|↑10||Kendall, Pat. Canning Tomatoes and Tomato Products. Colorado State University Extension. No. 9.341. May 2012. Accessed May 2015.|
|↑11||Salunkhe, D.K, et al. Quality and Nutritional Composition of Tomato Fruit as Influenced by Certain Biochemical and Physiological Changes. Qualitas Plantarum. December 1974, Volume 24, Issue 1, p 90.|
|↑12||National Enteric Disease Surveillance: Botulism Annual Summary, 2014. Accessed April 2016.|
|↑13||National Enteric Disease Surveillance: Botulism Annual Summary, 2004. Accessed March 2015.|
|↑14||National Enteric Disease Surveillance: Botulism Annual Summary, 2002. Accessed March 2015.|
|↑15||Botulism cases in Canada.|
|↑16||Andress, Elizabeth L and Gerald Kuhn. Chapter III, G. Tomatoes. In: Critical Review of Home Preservation Literature and Current Research. Athens, GA: University of Georgia, Cooperative Extension Service. 1998.|
|↑17||Hertzberg, Ruth; Greene, Janet; Vaughan, Beatrice. Putting Food By: Fifth Edition (p. 120). Penguin Publishing Group. Kindle Edition.|
|↑18||Hudson, Nancy. New research gives tips on using jars and lids. Xenia, Ohio: Daily Gazette. 7 April 1986. Page 6.|

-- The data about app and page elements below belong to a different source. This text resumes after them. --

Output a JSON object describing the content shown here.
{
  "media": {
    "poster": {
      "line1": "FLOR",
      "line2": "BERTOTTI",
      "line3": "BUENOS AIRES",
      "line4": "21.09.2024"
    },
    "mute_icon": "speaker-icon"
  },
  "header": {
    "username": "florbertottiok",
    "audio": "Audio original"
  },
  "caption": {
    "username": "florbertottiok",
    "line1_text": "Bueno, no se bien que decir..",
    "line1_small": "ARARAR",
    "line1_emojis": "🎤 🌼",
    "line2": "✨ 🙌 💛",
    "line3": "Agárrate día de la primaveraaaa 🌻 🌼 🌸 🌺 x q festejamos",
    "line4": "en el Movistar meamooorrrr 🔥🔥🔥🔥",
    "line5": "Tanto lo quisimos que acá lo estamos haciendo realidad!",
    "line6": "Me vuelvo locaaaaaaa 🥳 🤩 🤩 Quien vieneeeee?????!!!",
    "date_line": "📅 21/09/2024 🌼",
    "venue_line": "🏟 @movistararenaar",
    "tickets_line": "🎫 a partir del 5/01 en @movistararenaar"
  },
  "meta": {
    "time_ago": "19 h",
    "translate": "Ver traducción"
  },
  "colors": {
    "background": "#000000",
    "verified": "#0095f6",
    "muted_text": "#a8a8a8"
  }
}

|↑19||Andress, Elizabeth. “History, Science and Current Practice in Home Food Preservation.” Webinar. 27 February 2013. Accessed January 2015.|